[Start of section]
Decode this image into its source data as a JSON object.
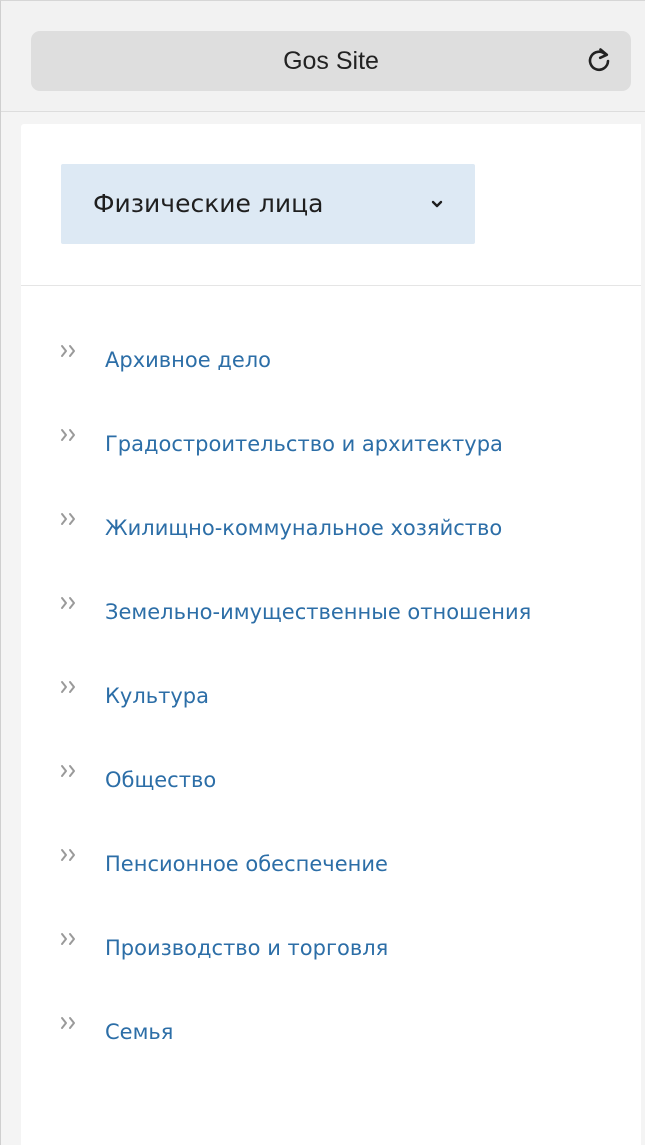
{
  "browser": {
    "site_title": "Gos Site"
  },
  "type_selector": {
    "value": "Физические лица"
  },
  "categories": [
    {
      "label": "Архивное дело"
    },
    {
      "label": "Градостроительство и архитектура"
    },
    {
      "label": "Жилищно-коммунальное хозяйство"
    },
    {
      "label": "Земельно-имущественные отношения"
    },
    {
      "label": "Культура"
    },
    {
      "label": "Общество"
    },
    {
      "label": "Пенсионное обеспечение"
    },
    {
      "label": "Производство и торговля"
    },
    {
      "label": "Семья"
    }
  ],
  "colors": {
    "link": "#2c6ea7",
    "selector_bg": "#dde9f4",
    "bullet": "#9a9a9a"
  },
  "icons": {
    "reload": "reload-icon",
    "chevron": "chevron-down-icon",
    "bullet": "double-chevron-right-icon"
  }
}
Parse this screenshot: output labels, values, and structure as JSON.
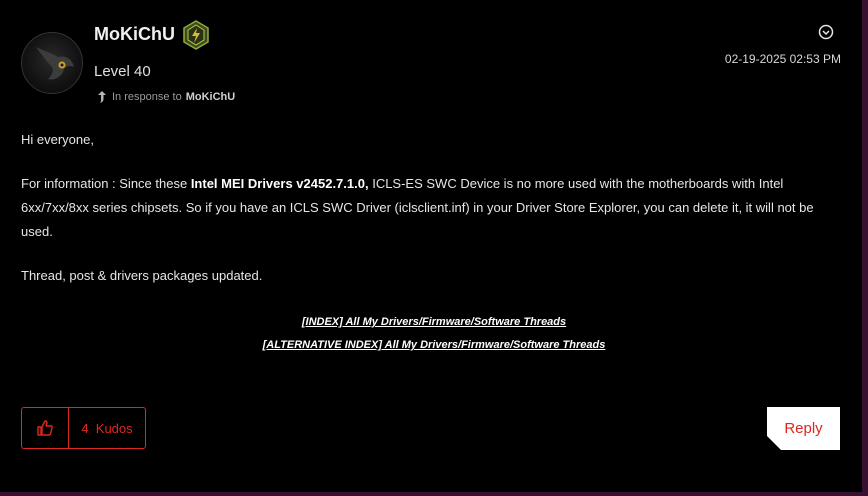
{
  "post": {
    "author": "MoKiChU",
    "level": "Level 40",
    "in_response_prefix": "In response to",
    "in_response_to": "MoKiChU",
    "timestamp": "02-19-2025 02:53 PM",
    "greeting": "Hi everyone,",
    "info_prefix": "For information : Since these ",
    "info_bold": "Intel MEI Drivers v2452.7.1.0,",
    "info_rest": " ICLS-ES SWC Device is no more used with the motherboards with Intel 6xx/7xx/8xx series chipsets. So if you have an ICLS SWC Driver (iclsclient.inf) in your Driver Store Explorer, you can delete it, it will not be used.",
    "update_note": "Thread, post & drivers packages updated.",
    "link_index": "[INDEX] All My Drivers/Firmware/Software Threads",
    "link_alt_index": "[ALTERNATIVE INDEX] All My Drivers/Firmware/Software Threads"
  },
  "actions": {
    "kudos_label": "4  Kudos",
    "reply_label": "Reply"
  },
  "colors": {
    "accent": "#e0261f",
    "background": "#000000",
    "frame": "#3a1030"
  },
  "icons": {
    "avatar": "avatar-icon",
    "rank": "rank-badge-icon",
    "options": "options-chevron-icon",
    "thumb": "thumbs-up-icon",
    "reply_arrow": "reply-arrow-icon"
  }
}
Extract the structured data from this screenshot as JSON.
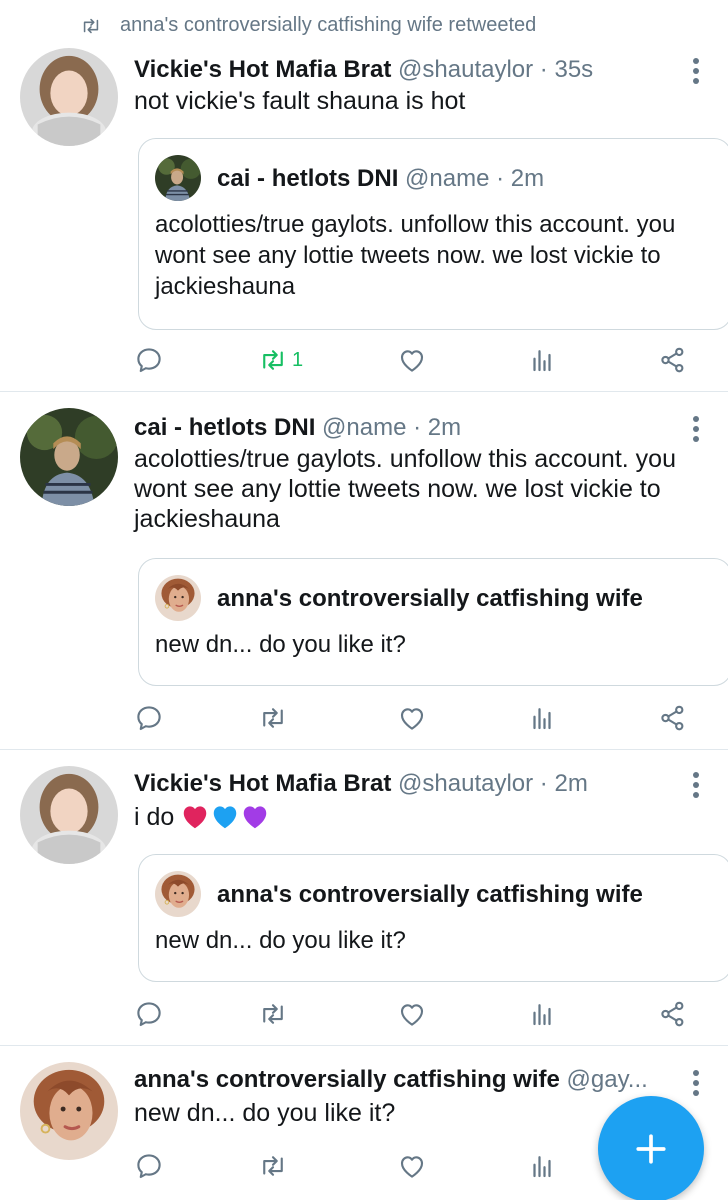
{
  "tweets": [
    {
      "retweet_banner": "anna's controversially catfishing wife retweeted",
      "name": "Vickie's Hot Mafia Brat",
      "handle": "@shautaylor",
      "dot": "·",
      "time": "35s",
      "text": "not vickie's fault shauna is hot",
      "quote": {
        "name": "cai - hetlots DNI",
        "handle": "@name",
        "dot": "·",
        "time": "2m",
        "text": "acolotties/true gaylots. unfollow this account. you wont see any lottie tweets now. we lost vickie to jackieshauna"
      },
      "retweet_count": "1"
    },
    {
      "name": "cai - hetlots DNI",
      "handle": "@name",
      "dot": "·",
      "time": "2m",
      "text": "acolotties/true gaylots. unfollow this account. you wont see any lottie tweets now. we lost vickie to jackieshauna",
      "quote": {
        "name": "anna's controversially catfishing wife",
        "text": "new dn... do you like it?"
      }
    },
    {
      "name": "Vickie's Hot Mafia Brat",
      "handle": "@shautaylor",
      "dot": "·",
      "time": "2m",
      "text": "i do",
      "hearts": [
        "#e0245e",
        "#1da1f2",
        "#a23ce6"
      ],
      "quote": {
        "name": "anna's controversially catfishing wife",
        "text": "new dn... do you like it?"
      }
    },
    {
      "name": "anna's controversially catfishing wife",
      "handle": "@gay...",
      "text": "new dn... do you like it?"
    }
  ],
  "colors": {
    "accent": "#1da1f2",
    "retweet_green": "#17bf63",
    "muted": "#657786"
  },
  "icons": {
    "reply": "reply-icon",
    "retweet": "retweet-icon",
    "like": "heart-icon",
    "analytics": "analytics-icon",
    "share": "share-icon",
    "more": "more-vertical-icon",
    "compose": "plus-icon"
  }
}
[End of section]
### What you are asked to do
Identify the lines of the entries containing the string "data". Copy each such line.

### Answer to the problem
Decode this image into its source data as a JSON object.
Extract the structured data from this screenshot as JSON.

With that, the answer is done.